(Beginning of RECORDS SHOWN)
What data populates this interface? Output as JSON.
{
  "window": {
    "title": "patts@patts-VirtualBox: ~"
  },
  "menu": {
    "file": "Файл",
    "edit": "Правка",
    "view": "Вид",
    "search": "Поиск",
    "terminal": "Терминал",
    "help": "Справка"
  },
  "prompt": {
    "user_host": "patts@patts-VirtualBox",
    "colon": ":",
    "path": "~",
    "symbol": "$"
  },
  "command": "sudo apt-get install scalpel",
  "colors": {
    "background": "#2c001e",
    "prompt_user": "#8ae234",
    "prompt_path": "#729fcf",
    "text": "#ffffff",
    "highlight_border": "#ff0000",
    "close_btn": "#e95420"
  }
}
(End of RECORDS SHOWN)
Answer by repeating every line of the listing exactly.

• _OUTPUT BELOW_:
What data populates this interface? Output as JSON.
{
  "window": {
    "title": "patts@patts-VirtualBox: ~"
  },
  "menu": {
    "file": "Файл",
    "edit": "Правка",
    "view": "Вид",
    "search": "Поиск",
    "terminal": "Терминал",
    "help": "Справка"
  },
  "prompt": {
    "user_host": "patts@patts-VirtualBox",
    "colon": ":",
    "path": "~",
    "symbol": "$"
  },
  "command": "sudo apt-get install scalpel",
  "colors": {
    "background": "#2c001e",
    "prompt_user": "#8ae234",
    "prompt_path": "#729fcf",
    "text": "#ffffff",
    "highlight_border": "#ff0000",
    "close_btn": "#e95420"
  }
}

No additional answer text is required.